The split in the Bulgarian Orthodox church after the fall of the communist regime considerably deepened last week, when the police expelled priests “reformers” from the Alternative Synod under the demand of the “conservative” Synod headed by Patriarch Maxim. The police temporarily closed approximately 250 churches, monasteries and religious buildings used by the alternative synod, 18 of which are located in the capital Sofia. The Alternative Synod accused Patriarch Maxim of serving the former communist regime. In Sofia, two of the priests “reformers” from the “St. Parashkeva” church and “The Assumption” church were arrested. The Police had ensured access to the churches of the “conservatives” under the order of the Prosecutor’s Office.

Sofia City Prosecutor Boiko Naidenov announced that the decision for the involvement of the police was taken when the Orthodox Church turned to the authorities for help against “people that impede the functions of the church”. Naidenov grounded himself on the Confessional Act passed in 2003, which allows the use of force against “people that abuse the heritage of the religious community”. A court investigation has already begun against the Alternative Synod, the magistrate stated. The priests-reformers in response, introduced a form of “church in the open” in the garden in front of the “St. Sofia” church in Sofia to protest against the non-clerical measures undertaken against them.

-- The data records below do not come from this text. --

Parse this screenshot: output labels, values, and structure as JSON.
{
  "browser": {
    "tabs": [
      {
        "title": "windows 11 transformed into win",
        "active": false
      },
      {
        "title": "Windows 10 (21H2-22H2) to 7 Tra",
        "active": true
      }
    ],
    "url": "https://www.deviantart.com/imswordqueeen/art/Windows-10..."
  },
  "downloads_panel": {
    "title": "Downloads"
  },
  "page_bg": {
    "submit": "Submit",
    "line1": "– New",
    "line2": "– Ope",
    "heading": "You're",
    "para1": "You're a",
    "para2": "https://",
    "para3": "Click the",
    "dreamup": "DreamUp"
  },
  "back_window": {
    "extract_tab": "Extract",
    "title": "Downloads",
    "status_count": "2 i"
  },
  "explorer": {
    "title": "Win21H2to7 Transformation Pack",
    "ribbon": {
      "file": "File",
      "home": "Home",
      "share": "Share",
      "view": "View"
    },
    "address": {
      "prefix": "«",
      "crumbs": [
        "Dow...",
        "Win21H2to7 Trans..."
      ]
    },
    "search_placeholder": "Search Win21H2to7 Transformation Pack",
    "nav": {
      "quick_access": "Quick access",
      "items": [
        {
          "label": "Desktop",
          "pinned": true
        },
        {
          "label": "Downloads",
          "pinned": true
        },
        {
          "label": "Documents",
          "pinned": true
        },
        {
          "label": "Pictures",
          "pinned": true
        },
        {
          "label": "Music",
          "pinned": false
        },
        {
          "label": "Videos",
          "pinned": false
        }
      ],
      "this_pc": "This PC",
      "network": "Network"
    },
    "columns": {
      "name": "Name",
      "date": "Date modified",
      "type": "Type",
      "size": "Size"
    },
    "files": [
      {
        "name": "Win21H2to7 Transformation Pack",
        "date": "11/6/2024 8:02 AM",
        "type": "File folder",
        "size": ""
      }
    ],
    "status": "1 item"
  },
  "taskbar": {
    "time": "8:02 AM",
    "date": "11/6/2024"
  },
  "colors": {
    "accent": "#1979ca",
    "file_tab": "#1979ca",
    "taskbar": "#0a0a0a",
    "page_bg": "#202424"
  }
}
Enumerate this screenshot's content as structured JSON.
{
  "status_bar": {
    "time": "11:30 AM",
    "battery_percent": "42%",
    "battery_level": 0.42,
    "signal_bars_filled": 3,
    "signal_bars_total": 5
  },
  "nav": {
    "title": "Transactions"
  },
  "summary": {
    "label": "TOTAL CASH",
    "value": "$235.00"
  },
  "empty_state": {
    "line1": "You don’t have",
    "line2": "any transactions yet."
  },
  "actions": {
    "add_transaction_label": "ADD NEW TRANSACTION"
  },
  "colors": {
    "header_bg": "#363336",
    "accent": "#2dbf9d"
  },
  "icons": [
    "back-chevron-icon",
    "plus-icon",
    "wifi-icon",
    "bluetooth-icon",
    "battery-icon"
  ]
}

The Bulgarian Orthodox Church, which claims eighty percent of the population of the country, experienced a schism after the fall of the communist regime in 1989. The Reformers, however, accuse Patriarch Maxim, who was elected for life in 1971, of cooperating with the communists and demanded that he be expelled. The Alternative Synod is currently led by Bishop Inokentii, elected in July 1996, after the death of patriarch Pimen. “Our problem is Patriarch Maxim. We cannot bow to a political bureau of the Communist Party,” stated bishop Inokentii. The arrest of priests with order of the Prosecutors’ Office is “the ultimate blow against the Orthodox religion, and worst of all is that this makes the faithful renounce from the church”, he said.

The Alternative Synod receives the support of the Union of the Democratic Forces (UDF) – the oppositional rightist party in Bulgaria. The party reacted sharply and strongly condemned the acts of the police, considering the lack of court decision for the actions. “This is not the way the wholeness of the Bulgarian Orthodox church should be restored”, commented former President of Bulgaria Petar Stoyanov. According to him, such acts will only deepen the conflict between the Orthodox Christians in Bulgaria. “Our main concern is the wholeness of the church. Patriarch Maxim is waiting for the stretched hands of the repented (reformers) to go back to the House of God”, said Father Nikolay, one of the “conservators”. State authorities, in its turn, are continuing to perform the role of a conciliator even after Bulgaria Prime Minister Simeon Saxe-Coburg-Gotha swore to the Cross and the Gospel in the presence of Patriarch Maxim when he was sworn in at the position of prime Minister in 2001. The same did the newly elected Bulgarian President Georgi Parvanov in January 2002.